-The Return of the King, Appendix A: "The Numenorean Kings"
Aragorn is a man, so he can't go to the Undying Lands, plus he has king stuff to do, so even if he was allowed to go there, he wouldn't be able to. Thus, because of the "choice" all Elrond's children must make, Arwen has to choose between going with her father to the Undying Lands and living there forever, but leaving behind the man she loves; or staying with Aragorn after her father departs, but becoming mortal.
So it isn't that the Ring is killing her, nor is it that loving Aragorn automatically entails dying. It is simply that staying in Middle-earth means she has to become mortal.
Things get even more complicated by the fact that the Elves have maintained their power through the 3 Rings they possess.
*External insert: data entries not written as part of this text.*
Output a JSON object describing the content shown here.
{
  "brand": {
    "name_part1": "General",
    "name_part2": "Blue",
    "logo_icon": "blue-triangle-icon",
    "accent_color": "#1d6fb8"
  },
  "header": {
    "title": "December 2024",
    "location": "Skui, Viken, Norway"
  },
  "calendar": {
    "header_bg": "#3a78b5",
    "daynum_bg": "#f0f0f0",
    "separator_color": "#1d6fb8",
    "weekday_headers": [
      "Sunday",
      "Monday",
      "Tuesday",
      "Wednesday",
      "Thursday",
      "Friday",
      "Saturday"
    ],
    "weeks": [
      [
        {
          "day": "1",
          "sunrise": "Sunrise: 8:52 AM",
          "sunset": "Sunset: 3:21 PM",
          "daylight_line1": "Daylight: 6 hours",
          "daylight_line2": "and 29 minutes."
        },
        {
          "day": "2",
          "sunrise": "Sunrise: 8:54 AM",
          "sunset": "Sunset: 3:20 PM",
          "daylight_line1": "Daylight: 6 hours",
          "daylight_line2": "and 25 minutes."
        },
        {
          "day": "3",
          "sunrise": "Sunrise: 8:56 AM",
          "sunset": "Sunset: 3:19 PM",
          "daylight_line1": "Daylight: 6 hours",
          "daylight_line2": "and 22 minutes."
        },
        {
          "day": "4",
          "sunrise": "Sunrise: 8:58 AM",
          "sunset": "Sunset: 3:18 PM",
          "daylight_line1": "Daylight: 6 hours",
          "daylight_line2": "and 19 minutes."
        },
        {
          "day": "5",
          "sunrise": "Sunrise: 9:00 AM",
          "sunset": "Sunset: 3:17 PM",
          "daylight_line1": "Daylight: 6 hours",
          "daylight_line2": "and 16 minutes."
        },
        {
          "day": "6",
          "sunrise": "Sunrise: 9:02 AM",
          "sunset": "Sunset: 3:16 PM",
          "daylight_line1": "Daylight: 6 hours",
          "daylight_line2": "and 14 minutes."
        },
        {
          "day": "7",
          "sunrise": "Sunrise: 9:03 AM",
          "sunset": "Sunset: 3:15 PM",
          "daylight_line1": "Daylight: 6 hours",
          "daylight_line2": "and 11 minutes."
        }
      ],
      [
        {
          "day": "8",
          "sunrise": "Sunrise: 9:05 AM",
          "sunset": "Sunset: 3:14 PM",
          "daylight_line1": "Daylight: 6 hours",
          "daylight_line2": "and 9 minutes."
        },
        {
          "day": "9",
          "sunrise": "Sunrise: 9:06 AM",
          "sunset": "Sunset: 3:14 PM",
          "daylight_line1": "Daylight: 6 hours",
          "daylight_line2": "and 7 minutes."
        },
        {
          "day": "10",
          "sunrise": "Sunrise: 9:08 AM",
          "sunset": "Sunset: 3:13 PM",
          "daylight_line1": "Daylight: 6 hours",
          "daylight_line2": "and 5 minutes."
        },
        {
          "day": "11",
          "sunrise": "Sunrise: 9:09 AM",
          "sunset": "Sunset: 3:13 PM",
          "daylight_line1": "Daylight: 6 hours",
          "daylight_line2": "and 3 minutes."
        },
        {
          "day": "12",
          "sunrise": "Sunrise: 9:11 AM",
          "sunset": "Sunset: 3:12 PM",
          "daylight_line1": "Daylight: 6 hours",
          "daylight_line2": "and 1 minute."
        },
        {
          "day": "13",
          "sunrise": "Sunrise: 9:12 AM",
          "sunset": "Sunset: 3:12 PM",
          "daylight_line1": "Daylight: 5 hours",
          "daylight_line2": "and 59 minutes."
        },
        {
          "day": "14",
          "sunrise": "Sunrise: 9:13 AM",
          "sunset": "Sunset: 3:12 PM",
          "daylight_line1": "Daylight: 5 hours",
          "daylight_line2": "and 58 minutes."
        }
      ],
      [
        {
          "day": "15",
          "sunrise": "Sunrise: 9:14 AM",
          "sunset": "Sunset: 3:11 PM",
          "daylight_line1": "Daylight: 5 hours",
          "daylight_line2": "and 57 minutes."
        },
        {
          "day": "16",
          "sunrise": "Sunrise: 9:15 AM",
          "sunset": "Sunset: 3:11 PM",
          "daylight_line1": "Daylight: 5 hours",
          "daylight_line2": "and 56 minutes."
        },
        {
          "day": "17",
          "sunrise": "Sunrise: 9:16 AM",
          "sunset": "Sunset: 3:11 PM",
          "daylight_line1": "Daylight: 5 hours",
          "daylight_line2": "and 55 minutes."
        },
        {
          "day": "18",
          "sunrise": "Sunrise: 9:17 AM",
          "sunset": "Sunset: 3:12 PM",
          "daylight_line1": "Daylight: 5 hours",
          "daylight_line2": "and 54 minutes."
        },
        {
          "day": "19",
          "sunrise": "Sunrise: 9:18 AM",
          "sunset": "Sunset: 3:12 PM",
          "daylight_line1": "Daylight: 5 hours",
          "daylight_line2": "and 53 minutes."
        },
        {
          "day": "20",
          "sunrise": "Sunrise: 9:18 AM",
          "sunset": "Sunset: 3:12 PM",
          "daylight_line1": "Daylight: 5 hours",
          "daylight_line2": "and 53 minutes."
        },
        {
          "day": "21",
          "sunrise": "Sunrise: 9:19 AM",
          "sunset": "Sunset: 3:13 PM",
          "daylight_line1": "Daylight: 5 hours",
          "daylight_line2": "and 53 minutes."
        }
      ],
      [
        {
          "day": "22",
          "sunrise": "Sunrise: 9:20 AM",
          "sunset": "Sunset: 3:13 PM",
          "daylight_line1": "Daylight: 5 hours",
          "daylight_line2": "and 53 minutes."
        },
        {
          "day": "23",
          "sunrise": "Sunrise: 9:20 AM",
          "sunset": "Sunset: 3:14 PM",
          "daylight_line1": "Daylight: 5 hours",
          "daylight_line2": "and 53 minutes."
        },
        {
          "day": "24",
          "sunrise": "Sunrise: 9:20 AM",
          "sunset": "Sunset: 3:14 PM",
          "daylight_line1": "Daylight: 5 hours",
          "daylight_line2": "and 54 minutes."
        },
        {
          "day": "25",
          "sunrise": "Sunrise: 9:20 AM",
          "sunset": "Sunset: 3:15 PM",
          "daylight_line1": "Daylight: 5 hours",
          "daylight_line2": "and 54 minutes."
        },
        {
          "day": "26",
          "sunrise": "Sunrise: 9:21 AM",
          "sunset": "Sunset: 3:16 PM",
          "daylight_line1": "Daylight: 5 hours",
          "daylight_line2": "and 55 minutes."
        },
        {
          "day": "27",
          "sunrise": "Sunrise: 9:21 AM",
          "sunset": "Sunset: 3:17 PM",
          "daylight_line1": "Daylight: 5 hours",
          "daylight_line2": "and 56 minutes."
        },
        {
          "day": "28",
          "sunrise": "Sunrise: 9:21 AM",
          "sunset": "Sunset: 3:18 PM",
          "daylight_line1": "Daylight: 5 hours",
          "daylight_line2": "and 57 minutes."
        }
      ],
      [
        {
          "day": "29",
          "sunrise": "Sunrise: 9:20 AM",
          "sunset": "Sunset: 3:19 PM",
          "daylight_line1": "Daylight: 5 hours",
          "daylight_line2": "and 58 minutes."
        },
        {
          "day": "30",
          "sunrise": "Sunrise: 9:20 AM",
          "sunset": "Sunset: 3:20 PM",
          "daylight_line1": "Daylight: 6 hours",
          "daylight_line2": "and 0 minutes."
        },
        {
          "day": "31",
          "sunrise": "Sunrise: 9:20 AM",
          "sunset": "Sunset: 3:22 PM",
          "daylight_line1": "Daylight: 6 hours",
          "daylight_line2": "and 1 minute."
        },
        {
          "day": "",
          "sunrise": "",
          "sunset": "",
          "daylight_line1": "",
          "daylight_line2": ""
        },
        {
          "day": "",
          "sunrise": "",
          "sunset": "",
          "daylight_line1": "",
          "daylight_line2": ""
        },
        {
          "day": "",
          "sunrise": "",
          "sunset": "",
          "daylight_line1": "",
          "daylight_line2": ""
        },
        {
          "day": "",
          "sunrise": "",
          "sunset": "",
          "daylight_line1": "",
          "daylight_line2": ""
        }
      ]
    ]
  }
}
As long as Sauron didn't have the One Ring, the Elves could use their Rings with no risk attached. But if Sauron regains the One Ring, the 3 Rings are no longer safe to use; if the One Ring is destroyed, the 3 Rings will become just as useless as regular rings. So no matter what happens to the One Ring, the Elves have to leave Middle-earth. This includes Elrond, of course.
So Arwen is dying because she has chosen to remain in Middle-earth after her father departs. It is less clear why she is literally about to die - in the books, she isn't dying now, she has just decided that at some point in the future she will die. In the movies, she is in the process of becoming dead.
The only way I can make sense of the events in the movies is that Arwen is choosing to die immediately to guilt trip her dad into reforging the Shards of Narsil so Aragorn can become king. Once he does so, she's all like "OMG I GOT BETTER!".
In the books, Elrond doesn't need to be coerced into reforging Narsil - there, unlike the movies, Elrond has always supported Aragorn's journey towards kingship, and Aragorn has always intended to become king. Jackson changed Aragorn a bit- in the movies, Aragorn is "The Reluctant Hero", and has to be pushed and cajoled into doing what he was destined to do. Elrond is a bit annoyed by this, and at one point says something like "Aragorn turned away from that path long ago, he only wants to be a Ranger now".
So in the books, Narsil is remade before the Fellowship departs from Rivendell, but in the movies, Narsil isn't reforged until the middle of the third film. In the books, Elrond told Aragorn he couldn't marry Arwen until he was king, because Elrond didn't want Aragorn to become distracted from his main task of claiming the throne.
In the movies, Arwen actively chooses to die because it will force her dad to reforge Narsil so Aragorn can become the king, and then Elrond finds Aragorn and says "Get off your ass and become the king or Arwen will die". So really, deciding to die was Arwen's way of making sure her dad and her boyfriend did what they had to do.
The line about "Arwen's fate is now tied to the fate of the Ring" makes more sense in this light. Arwen will stay in Middle-earth no matter what, and if Sauron gets the Ring, everyone in Middle-earth, including Arwen, will be boned. If the Ring is destroyed, she'll stay with Aragorn, and die at some unknown time in the future.